So, you’ve been on the go since January trying to exercise more and eat better, but how far have you come? It can be tricky measuring progress and no one method is perfect. You may feel progress has been slow but if you’ve only been using one method to measure your progress you may not be seeing the bigger picture. You may not realise how well you’ve actually done…
If you are on a diet or fitness regime you will no doubt head to the scales to monitor your weight and in turn measure your success for the week. If you see you have not lost any weight or have ‘only lost a pound,’ it’s easy to become disheartened and confidence and motivation can take a knock. But weight is just one figure which cannot tell you other important information about your body and health and how they may be improving.

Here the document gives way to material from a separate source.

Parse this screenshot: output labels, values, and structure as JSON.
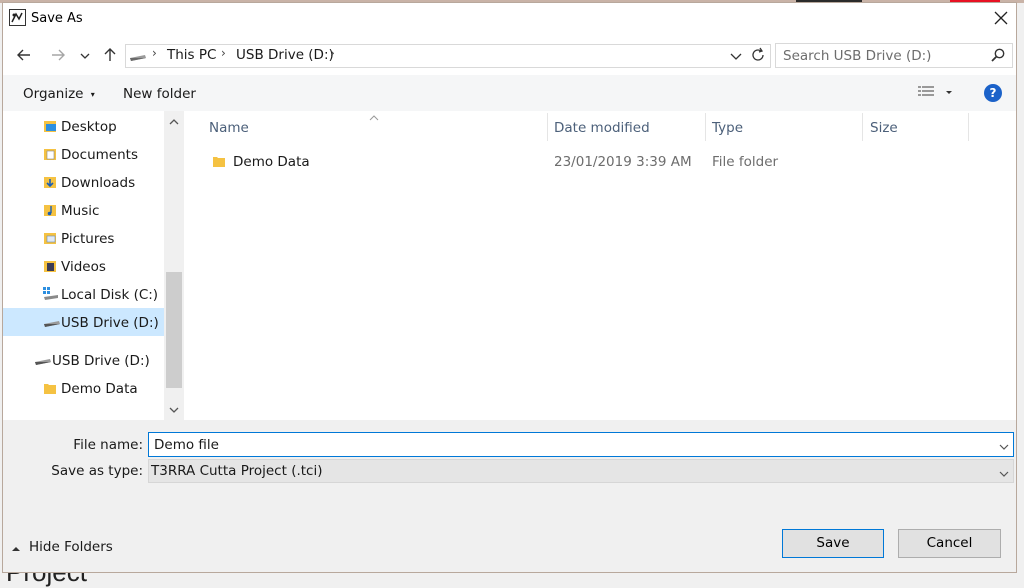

You can weigh more but look and feel leaner because weight does not distinguish between muscle and fat. Rather than just focusing on one number such as your weight, how you look and feel in your clothes can be a much bigger indicator of your achievements. In turn, getting the tape measure out and taking measurements of yourself can indicate change where the scales cannot as muscle takes up less space than fat.
I am not saying you should throw out your weighing scales but I would highly recommend getting a set that can provide you with other stats like your muscle mass, bone mass and body fat percentage. This can give you a clearer image of your body composition and how healthy this is for someone of your gender, age and height. This is why controversially your BMI can provide an inaccurate description of your weight as it only accounts for how much weight you have per unit of height in your body.

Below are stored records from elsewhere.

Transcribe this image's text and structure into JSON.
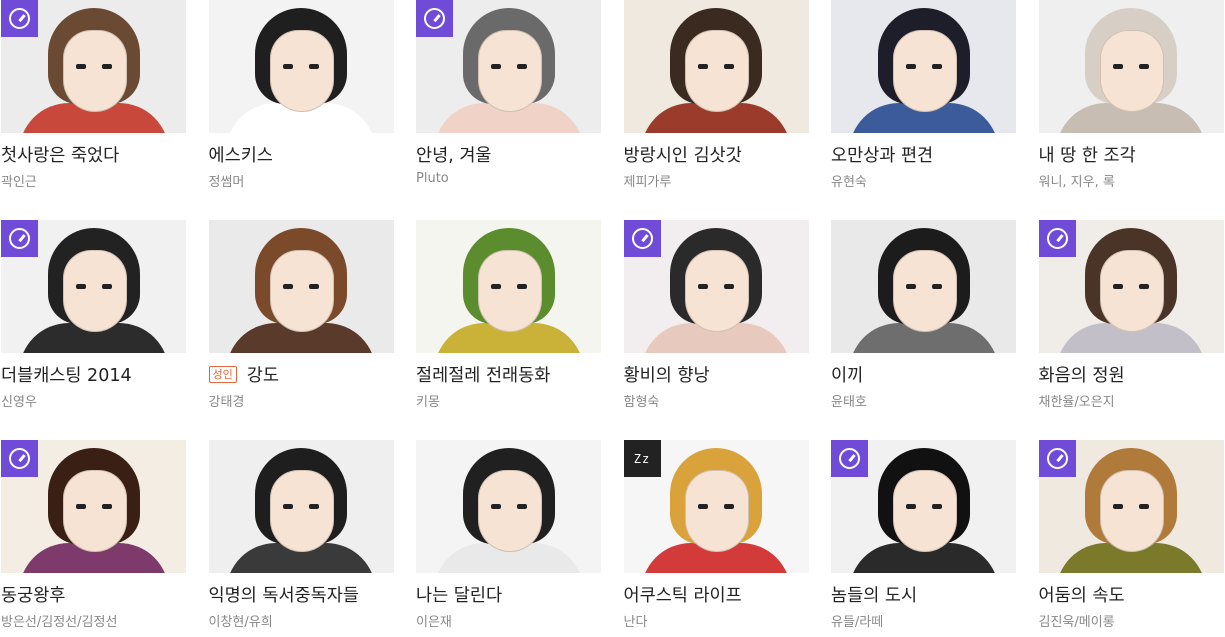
{
  "adult_label": "성인",
  "badge_text": "Zz",
  "items": [
    {
      "title": "첫사랑은 죽었다",
      "author": "곽인근",
      "badge": "clock-icon",
      "bg": "#ececec",
      "hair": "#6b4a34",
      "body": "#c9483c"
    },
    {
      "title": "에스키스",
      "author": "정썸머",
      "badge": "none",
      "bg": "#f3f3f3",
      "hair": "#1f1f1f",
      "body": "#ffffff"
    },
    {
      "title": "안녕, 겨울",
      "author": "Pluto",
      "badge": "clock-icon",
      "bg": "#ededed",
      "hair": "#6a6a6a",
      "body": "#f0d2c6"
    },
    {
      "title": "방랑시인 김삿갓",
      "author": "제피가루",
      "badge": "none",
      "bg": "#efe9df",
      "hair": "#3a2a20",
      "body": "#9a3b2b"
    },
    {
      "title": "오만상과 편견",
      "author": "유현숙",
      "badge": "none",
      "bg": "#e7e8ee",
      "hair": "#1e1e2a",
      "body": "#3c5b9a"
    },
    {
      "title": "내 땅 한 조각",
      "author": "워니, 지우, 록",
      "badge": "none",
      "bg": "#efefef",
      "hair": "#d7cfc6",
      "body": "#c7bdb2"
    },
    {
      "title": "더블캐스팅 2014",
      "author": "신영우",
      "badge": "clock-icon",
      "bg": "#f1f1f1",
      "hair": "#222222",
      "body": "#2c2c2c"
    },
    {
      "title": "강도",
      "author": "강태경",
      "badge": "none",
      "adult": true,
      "bg": "#eaeaea",
      "hair": "#7a4a2a",
      "body": "#5a3a2a"
    },
    {
      "title": "절레절레 전래동화",
      "author": "키몽",
      "badge": "none",
      "bg": "#f5f5f0",
      "hair": "#5b8c2e",
      "body": "#c9b237"
    },
    {
      "title": "황비의 향낭",
      "author": "함형숙",
      "badge": "clock-icon",
      "bg": "#f2eeef",
      "hair": "#2a2a2a",
      "body": "#e8c9bd"
    },
    {
      "title": "이끼",
      "author": "윤태호",
      "badge": "none",
      "bg": "#e9e9e9",
      "hair": "#1c1c1c",
      "body": "#6e6e6e"
    },
    {
      "title": "화음의 정원",
      "author": "채한율/오은지",
      "badge": "clock-icon",
      "bg": "#f0ece8",
      "hair": "#4a3428",
      "body": "#c3bfc9"
    },
    {
      "title": "동궁왕후",
      "author": "방은선/김정선/김정선",
      "badge": "clock-icon",
      "bg": "#f3ede3",
      "hair": "#3a1f14",
      "body": "#7d3a6a"
    },
    {
      "title": "익명의 독서중독자들",
      "author": "이창현/유희",
      "badge": "none",
      "bg": "#efefef",
      "hair": "#1e1e1e",
      "body": "#3a3a3a"
    },
    {
      "title": "나는 달린다",
      "author": "이은재",
      "badge": "none",
      "bg": "#f4f4f4",
      "hair": "#202020",
      "body": "#e9e9e9"
    },
    {
      "title": "어쿠스틱 라이프",
      "author": "난다",
      "badge": "zz",
      "bg": "#f6f6f6",
      "hair": "#d9a23a",
      "body": "#d33a3a"
    },
    {
      "title": "놈들의 도시",
      "author": "유들/라떼",
      "badge": "clock-icon",
      "bg": "#f1f1f1",
      "hair": "#111111",
      "body": "#2a2a2a"
    },
    {
      "title": "어둠의 속도",
      "author": "김진욱/메이롱",
      "badge": "clock-icon",
      "bg": "#efe9df",
      "hair": "#b07a3a",
      "body": "#7a7a2a"
    }
  ]
}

Both weight and measurements can fluctuate daily so these figures should never be obsessed over. Similarly, when you look at yourself every day in the mirror as we all do it is hard to notice changes in how your body looks. Others will see them before you do so learn to listen and take on board compliments. If friends have noticed a change in you then this is a fantastic signal of your progress.
One way of helping you see these changes for yourself is looking back at old photographs. Some of the women who come to my classes have shared before and after photos of themselves and I often see that this is the biggest reward giving them pride and a source of further motivation.
Lastly, one of the best and simplest ways to measure progress is how you feel. If your old sluggish and bloated self has gone and you are now more energetic and able to run for the bus or stride up the hill without getting out of breath you will definitely know about it. In the same way you know when you are run down your body tells you when it’s feeling good. Your skin and hair may look healthier, you may feel brighter and getting out of the chair may no longer warrant a groan of effort.
To conclude, I advocate using as many methods of measuring progress as possible to give you a clearer picture of your hopefully improving health and fitness. Don’t get hung up any one number without taking into account all the evidence of your progress!